‘Open access’ has become seen as the solution to a number of different problems – allowing researchers to share data and results freely and easily, enabling funding agencies to save money, and giving the public the opportunity to know more about what their taxes support. At first glance, it seems like something which all engaged with scientific research should support. But are we sure we all mean the same thing when we talk about open access? Do these differences in understanding reflect deeper differences in the interests different social actors have? Do the differences make it potentially difficult to share data and results across disciplinary, institutional and national borders?
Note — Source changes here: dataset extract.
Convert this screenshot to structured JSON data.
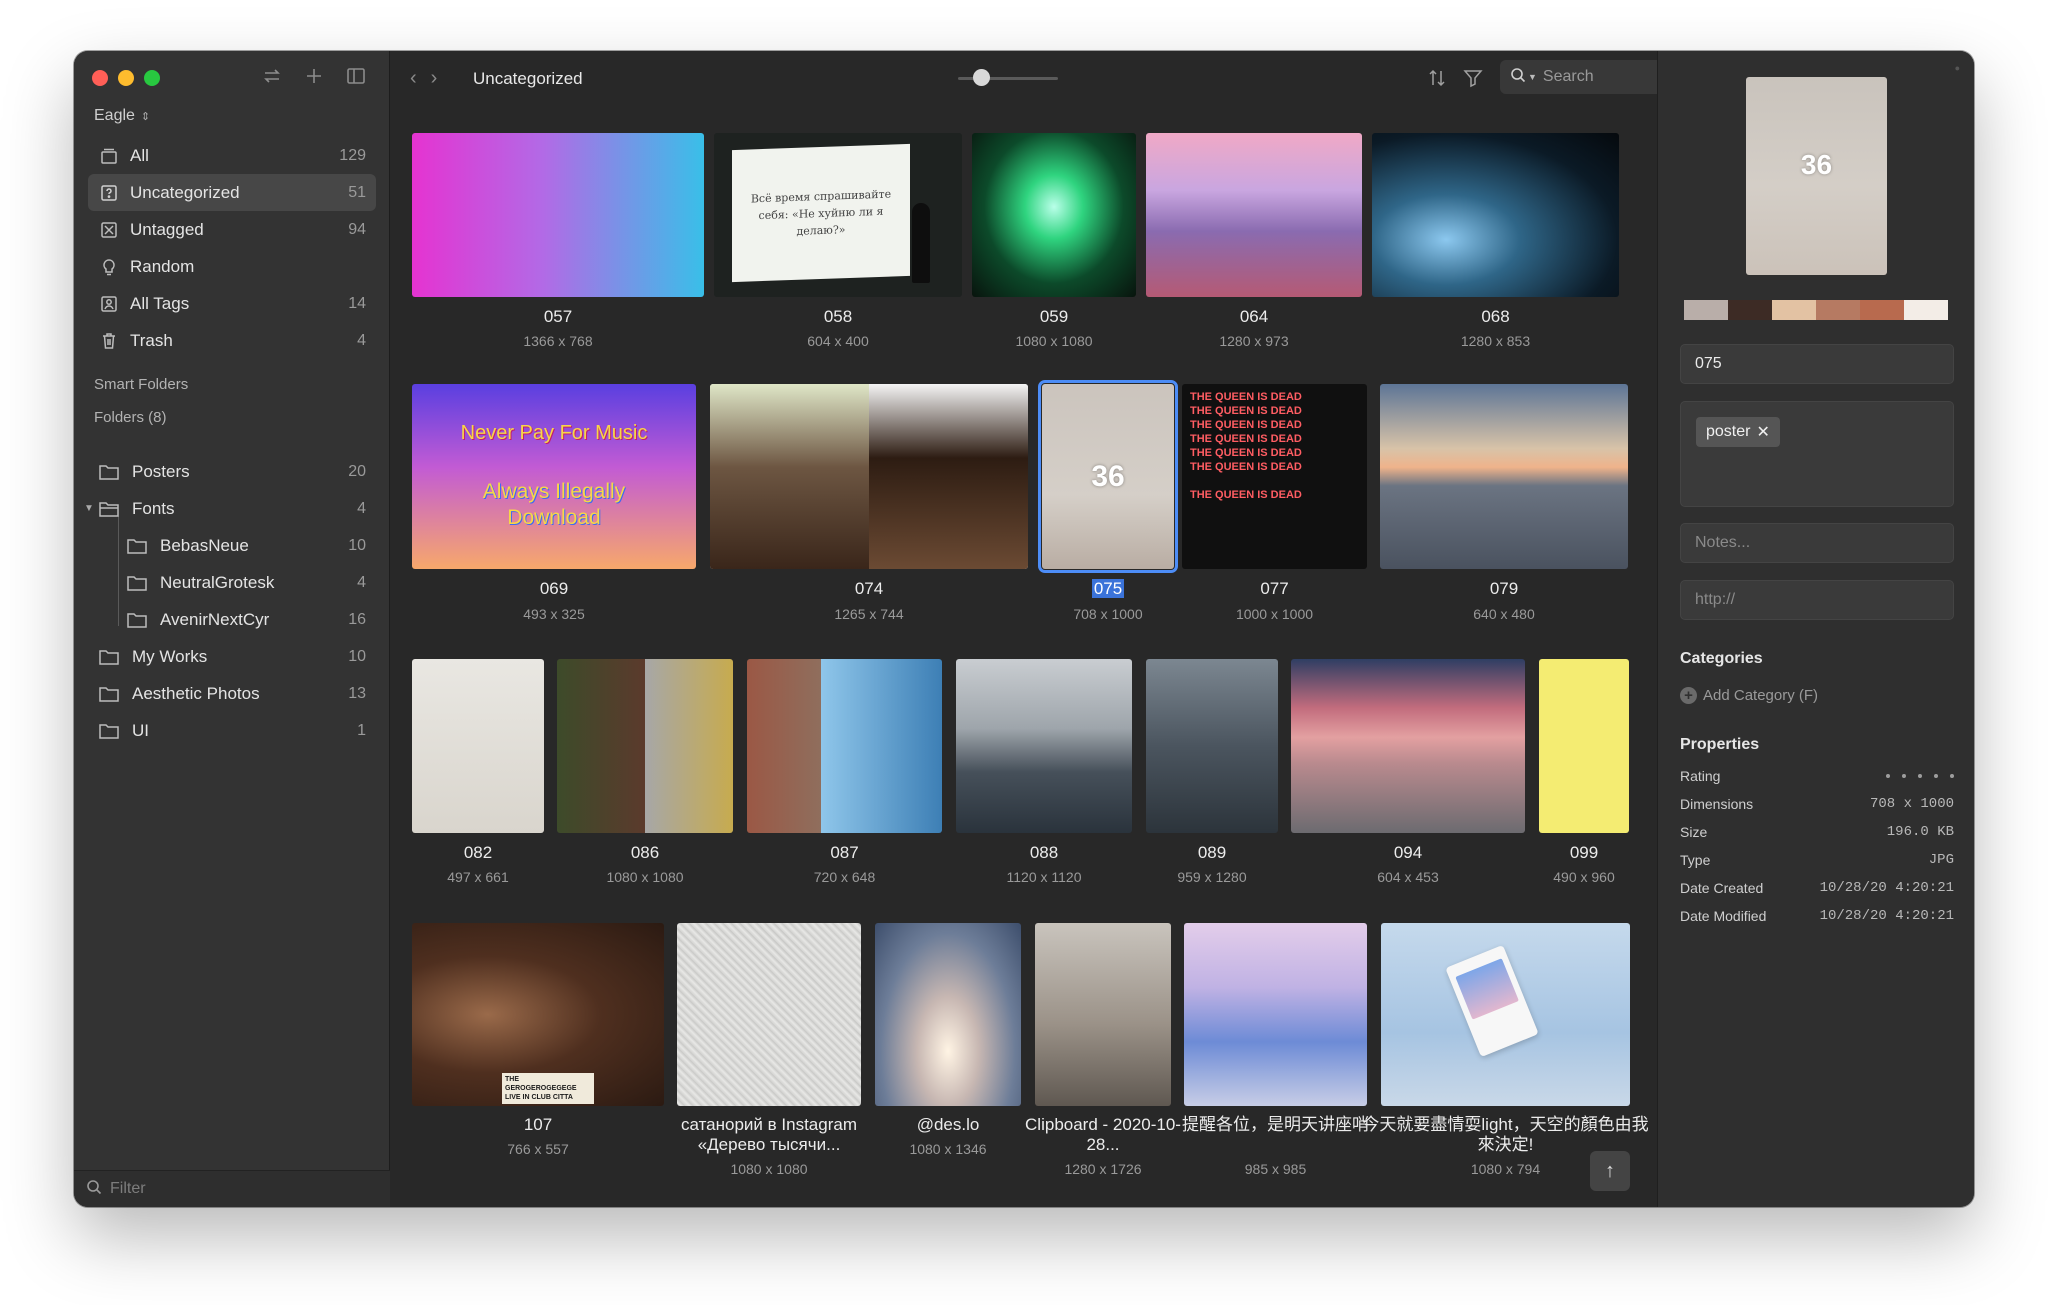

In this presentation, I will explore what is at stake with different notions of open access for the myriad of actors involved.
This presentation draws upon work that I am doing as part of the EU-funded RECODE project, about Policy Recommendations for Open Access to Research Data in Europe (http://recodeproject.eu/)